This article is from the Training Your Dog FAQ, posted to rec.pets.dogs newsgroup. Maintained by Cindy Tittle Moore with numerous contributions by others.
There are several kinds of collars. There are the plain flat buckled ones for everyday use available in a wide variety of colors, sizes and fastners (from buckles to quick-release).
Note that puppies do not need corrective collars.
For training purposes, there are choke collars (also called training collars), pinch collars and prong collars. Used properly, there is nothing wrong with any of these collars, although they often look rather alarming. The point is that these collars are for control, not for pain infliction. Yanking savagely on these collars is counterproductive; firm corrections get the point across without injury. Try this experiment: wrap each of the collars around your arm in turn and have someone experienced with corrections give a correction to your arm.

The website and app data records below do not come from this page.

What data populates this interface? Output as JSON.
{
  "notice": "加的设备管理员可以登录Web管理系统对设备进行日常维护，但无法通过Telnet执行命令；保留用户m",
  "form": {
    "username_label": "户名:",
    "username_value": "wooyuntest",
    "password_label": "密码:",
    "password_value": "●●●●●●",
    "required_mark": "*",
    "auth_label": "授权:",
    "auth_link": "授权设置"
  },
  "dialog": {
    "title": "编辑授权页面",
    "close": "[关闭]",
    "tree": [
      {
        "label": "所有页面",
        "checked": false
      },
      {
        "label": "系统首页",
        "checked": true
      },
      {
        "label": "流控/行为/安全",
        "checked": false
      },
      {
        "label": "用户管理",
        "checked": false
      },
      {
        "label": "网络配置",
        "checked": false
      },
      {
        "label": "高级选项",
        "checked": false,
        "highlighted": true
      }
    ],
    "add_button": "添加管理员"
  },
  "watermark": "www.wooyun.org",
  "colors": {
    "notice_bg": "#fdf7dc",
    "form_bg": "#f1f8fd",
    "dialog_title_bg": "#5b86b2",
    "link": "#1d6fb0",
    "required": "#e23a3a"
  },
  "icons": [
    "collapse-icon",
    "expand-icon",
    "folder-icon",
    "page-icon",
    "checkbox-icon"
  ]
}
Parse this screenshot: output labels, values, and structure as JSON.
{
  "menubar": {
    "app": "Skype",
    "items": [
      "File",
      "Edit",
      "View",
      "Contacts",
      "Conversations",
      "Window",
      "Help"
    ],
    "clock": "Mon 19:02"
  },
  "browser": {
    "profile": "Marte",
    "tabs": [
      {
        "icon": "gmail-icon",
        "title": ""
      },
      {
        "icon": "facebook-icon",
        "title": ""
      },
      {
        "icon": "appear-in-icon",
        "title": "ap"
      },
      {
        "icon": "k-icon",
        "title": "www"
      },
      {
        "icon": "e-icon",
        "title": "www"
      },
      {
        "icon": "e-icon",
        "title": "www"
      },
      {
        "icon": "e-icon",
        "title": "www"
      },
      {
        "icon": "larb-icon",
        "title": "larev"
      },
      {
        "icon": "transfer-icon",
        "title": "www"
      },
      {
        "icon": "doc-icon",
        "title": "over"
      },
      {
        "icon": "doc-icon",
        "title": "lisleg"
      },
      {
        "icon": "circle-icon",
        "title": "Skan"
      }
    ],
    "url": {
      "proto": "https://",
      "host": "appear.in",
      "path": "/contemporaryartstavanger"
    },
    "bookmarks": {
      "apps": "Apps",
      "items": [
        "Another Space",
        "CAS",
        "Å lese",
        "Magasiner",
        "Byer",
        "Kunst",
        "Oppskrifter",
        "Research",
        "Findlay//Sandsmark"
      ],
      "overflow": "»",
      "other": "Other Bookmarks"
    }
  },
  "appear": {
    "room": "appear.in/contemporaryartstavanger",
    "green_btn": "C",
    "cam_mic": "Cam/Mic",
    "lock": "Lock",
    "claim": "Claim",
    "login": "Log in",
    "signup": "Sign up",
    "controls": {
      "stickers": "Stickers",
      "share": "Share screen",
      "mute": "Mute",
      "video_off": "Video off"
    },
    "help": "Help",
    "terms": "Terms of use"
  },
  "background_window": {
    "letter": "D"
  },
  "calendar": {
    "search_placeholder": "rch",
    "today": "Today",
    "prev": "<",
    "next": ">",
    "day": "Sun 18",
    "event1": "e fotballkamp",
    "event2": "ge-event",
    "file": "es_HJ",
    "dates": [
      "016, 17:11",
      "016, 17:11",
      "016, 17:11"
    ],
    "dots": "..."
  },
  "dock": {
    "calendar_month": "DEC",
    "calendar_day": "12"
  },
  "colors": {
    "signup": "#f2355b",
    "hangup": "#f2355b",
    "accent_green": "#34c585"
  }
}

To prevent your dog from injury from corrective collars, do not leave them on when you are not around. Its usual collar should be a plain flat buckled collar; save the choke and prong collars for actual training and when you are around.